The chapter ends with Danticat’s father’s tragic haunting: “My uncle was buried in a cemetery in Queens, New York. His grave sits by an open road, overlooking the streets of Cyprus Hills and the subway tracks above them. During his life, my uncle had clung to his home, determined not to be driven out. He had remained in Bel Air, in part because it was what he knew. But he had also hoped to do some good there. Now he would be exiled finally in death. He would become part of the soil of a country that had not wanted him. This haunted my father more than anything else.”
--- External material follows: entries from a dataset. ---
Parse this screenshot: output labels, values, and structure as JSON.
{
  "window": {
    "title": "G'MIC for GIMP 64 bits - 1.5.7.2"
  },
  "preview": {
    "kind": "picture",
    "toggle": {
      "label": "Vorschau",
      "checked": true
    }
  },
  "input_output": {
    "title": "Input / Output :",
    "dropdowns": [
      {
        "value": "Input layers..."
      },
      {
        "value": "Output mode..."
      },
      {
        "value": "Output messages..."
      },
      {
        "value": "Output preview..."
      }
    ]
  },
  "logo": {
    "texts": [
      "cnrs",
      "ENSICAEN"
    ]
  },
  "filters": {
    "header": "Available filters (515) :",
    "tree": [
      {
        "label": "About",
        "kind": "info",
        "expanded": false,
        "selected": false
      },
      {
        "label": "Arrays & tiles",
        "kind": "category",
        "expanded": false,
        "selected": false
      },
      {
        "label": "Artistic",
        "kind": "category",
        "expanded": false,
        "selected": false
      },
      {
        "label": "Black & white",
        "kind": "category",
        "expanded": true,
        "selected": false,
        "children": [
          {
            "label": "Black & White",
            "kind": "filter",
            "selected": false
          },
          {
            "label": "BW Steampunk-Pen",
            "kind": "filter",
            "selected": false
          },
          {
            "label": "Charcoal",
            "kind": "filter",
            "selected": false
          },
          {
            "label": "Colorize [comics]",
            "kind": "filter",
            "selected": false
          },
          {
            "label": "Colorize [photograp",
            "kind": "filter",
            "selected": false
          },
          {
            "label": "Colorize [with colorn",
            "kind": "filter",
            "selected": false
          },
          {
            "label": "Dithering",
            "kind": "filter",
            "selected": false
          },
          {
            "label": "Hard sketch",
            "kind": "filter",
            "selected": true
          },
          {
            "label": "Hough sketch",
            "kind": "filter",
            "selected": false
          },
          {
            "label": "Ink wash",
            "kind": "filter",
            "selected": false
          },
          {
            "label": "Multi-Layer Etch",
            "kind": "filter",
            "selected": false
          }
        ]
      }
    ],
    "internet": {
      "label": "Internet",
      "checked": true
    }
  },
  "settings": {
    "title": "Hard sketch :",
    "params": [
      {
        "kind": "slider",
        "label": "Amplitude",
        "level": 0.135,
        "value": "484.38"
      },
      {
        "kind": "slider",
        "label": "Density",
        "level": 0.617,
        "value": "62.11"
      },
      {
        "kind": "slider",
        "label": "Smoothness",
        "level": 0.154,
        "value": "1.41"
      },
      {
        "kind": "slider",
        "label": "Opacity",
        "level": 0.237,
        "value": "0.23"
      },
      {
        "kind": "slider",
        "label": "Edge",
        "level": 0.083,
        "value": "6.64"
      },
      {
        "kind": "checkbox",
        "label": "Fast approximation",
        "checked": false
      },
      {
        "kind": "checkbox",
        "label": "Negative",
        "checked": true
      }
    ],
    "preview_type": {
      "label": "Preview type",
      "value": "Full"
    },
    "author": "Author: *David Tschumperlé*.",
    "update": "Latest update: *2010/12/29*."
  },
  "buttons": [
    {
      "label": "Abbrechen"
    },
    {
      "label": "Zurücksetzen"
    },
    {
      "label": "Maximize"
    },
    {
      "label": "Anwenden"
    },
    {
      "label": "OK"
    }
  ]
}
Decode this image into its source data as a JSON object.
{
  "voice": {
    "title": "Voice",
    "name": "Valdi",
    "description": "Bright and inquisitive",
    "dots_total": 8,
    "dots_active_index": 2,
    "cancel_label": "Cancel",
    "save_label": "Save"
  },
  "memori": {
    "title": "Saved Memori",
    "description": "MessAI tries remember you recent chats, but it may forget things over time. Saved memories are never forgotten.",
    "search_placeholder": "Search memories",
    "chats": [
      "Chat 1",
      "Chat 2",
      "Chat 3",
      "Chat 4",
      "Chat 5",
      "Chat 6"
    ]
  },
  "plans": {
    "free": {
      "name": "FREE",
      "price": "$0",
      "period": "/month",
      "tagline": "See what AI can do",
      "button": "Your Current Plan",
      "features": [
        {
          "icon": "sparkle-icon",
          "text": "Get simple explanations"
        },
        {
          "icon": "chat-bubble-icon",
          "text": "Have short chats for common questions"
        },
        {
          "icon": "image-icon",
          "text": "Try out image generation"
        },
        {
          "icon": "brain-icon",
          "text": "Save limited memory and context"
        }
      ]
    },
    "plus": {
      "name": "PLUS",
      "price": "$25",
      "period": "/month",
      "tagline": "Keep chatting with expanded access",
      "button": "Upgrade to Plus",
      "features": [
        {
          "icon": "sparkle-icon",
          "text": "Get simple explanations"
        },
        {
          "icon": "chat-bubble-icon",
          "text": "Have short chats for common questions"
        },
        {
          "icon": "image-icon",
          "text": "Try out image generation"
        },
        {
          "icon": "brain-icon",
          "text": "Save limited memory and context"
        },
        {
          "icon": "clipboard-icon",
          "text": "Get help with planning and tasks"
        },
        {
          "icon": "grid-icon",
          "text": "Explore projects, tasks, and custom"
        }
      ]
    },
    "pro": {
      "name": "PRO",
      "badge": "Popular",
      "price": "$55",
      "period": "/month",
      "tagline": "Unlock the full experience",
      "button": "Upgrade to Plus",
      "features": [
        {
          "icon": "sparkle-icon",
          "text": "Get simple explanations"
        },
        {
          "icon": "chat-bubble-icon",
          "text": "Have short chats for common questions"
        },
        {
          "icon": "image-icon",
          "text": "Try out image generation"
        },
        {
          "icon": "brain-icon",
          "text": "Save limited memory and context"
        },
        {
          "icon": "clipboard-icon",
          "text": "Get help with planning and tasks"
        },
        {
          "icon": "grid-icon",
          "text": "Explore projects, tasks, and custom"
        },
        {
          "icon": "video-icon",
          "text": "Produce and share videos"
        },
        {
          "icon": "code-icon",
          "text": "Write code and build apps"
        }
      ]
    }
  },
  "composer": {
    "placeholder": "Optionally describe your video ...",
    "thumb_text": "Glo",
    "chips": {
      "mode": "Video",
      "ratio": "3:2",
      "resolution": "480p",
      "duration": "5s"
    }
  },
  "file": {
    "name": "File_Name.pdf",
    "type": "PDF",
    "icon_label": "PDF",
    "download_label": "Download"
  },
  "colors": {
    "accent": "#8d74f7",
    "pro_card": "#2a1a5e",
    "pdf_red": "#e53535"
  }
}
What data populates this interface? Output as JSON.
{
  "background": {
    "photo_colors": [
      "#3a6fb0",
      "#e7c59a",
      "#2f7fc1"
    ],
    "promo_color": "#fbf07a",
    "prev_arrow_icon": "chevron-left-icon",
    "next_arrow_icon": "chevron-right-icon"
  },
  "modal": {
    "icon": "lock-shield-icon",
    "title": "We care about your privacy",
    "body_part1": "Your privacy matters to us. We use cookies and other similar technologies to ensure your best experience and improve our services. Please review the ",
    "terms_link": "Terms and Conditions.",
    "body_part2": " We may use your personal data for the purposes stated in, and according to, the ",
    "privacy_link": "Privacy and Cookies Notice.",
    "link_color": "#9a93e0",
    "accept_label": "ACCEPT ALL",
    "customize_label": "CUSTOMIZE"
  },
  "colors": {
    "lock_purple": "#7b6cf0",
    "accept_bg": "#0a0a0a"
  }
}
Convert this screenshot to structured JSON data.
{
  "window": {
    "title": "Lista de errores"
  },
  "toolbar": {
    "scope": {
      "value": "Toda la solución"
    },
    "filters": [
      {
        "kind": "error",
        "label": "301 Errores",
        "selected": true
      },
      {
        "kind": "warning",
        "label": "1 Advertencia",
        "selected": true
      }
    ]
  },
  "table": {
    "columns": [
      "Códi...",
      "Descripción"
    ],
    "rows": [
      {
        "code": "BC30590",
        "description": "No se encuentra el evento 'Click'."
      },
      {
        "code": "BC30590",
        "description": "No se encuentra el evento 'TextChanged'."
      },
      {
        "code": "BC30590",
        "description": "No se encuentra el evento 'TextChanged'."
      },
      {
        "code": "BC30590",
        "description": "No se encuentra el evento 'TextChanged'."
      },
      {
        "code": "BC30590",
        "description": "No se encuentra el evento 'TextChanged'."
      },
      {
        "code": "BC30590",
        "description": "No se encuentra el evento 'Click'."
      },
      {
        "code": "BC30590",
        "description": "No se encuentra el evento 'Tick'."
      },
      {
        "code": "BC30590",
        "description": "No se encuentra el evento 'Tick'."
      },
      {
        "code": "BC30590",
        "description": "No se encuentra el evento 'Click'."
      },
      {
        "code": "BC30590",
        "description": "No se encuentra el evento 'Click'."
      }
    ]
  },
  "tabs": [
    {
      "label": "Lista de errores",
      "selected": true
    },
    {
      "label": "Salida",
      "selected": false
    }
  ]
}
For Haitians, the tragic haunting is not new. It comes with US Marines and US immigration officers and Haitian dictators. Hope rises from the ashes, from the songs, from unmarked graves, from the memories, from the tears, the bodies, the warm blood. Meanwhile, in Miami, they’re moving prisoners out of Krome to prepare for the “potential influx of Haitian migrants”.

 

(Photo Credit: João Pina / Kameraphoto / New Yorker)

Haiti, like this woman’s song

Last Sunday, Canada’s Governor General Michaëlle Jean stood before a gathering in Calgary, broke into a song her mother used to sing to her, as a child in Haiti. She sang a song in Creole, and then, in English, said, “It’s a song of hope. Like this woman’s song, rose from the wreckage, that song that traveled over the airwaves to reach us. So I thought, even when we have nothing left, there’s always a song. There’s always music, words and then steps, to bring us back to life, to bring us together and to provide hope.”

You have to hear and see her sing to understand the power of the moment, to feel that moment in which she fuses her mother’s song, her mother’s daughter’s song, and the song of the woman rising from wreckage, songs that bind and songs that bring.

The past two weeks have been filled with many reports, many images, many words, many silences. Images of women emerging from the rubble, ghostlike with the chalk and dust covering their faces and bodies. Pictures of girls, panicked, traumatized, barely emerging from the rubble, from les décombres, from the ruins. The images, the stories, the words are haunting.

For me the hardest part is the living. There have been so many dead here, corpses are so common both on the street and oozing out of the wreckage, that it’s the living who haunt me.”

But what is the quality of the haunting?

Edwidge Danticat’s cousin Maxo died in the earthquake, died as well because the United States refused his asylum appeal.

“When Maxo was a teen-ager, his favorite author was Jean Genet. He read and reread `Les Nègres.’ These lines from the play now haunt me: `Your song was very beautiful, and your sadness does me honor. I’m going to start life in a new world. If I ever return, I’ll tell you what it’s like there. Great black country, I bid thee farewell.’”

Those with experience of Haiti know the intricate and intimate filaments of the tragedy, they know the names, which they must speak and share and weave into something new:

When Robinson and I last toured Cite Soleil in March of 2009, a small girl approached me from out of nowhere, shoving a tiny piece of paper into my hand. Then she ran away. On that paper she had scribbled her name: Adline Verne. It took me some time to understand how powerful it was that she had no concrete expectations and had asked nothing of me. She merely wanted me to know, for future reference, that she existed. Because she opened her hand to extend to me this information, I feel obligated by journalistic responsibility to report it. In Haiti, there are millions of voiceless, nameless people like Adline. Maybe now their voices will be heard.”

The Haiti that haunts cannot be the Haiti of the living dead nor can it be the Haiti of rubble. It must be the Haiti of the living, including the living who have died. It could begin with a song sung by a woman conjuring the woman who was her mother singing that song to the girl she once was, a mother’s song that then forms a chorus with another song, a song sung by a woman emerging from the wreckage, refusing to become one with the wreckage, refusing to become rubble, rising and traveling and reaching, among others, us.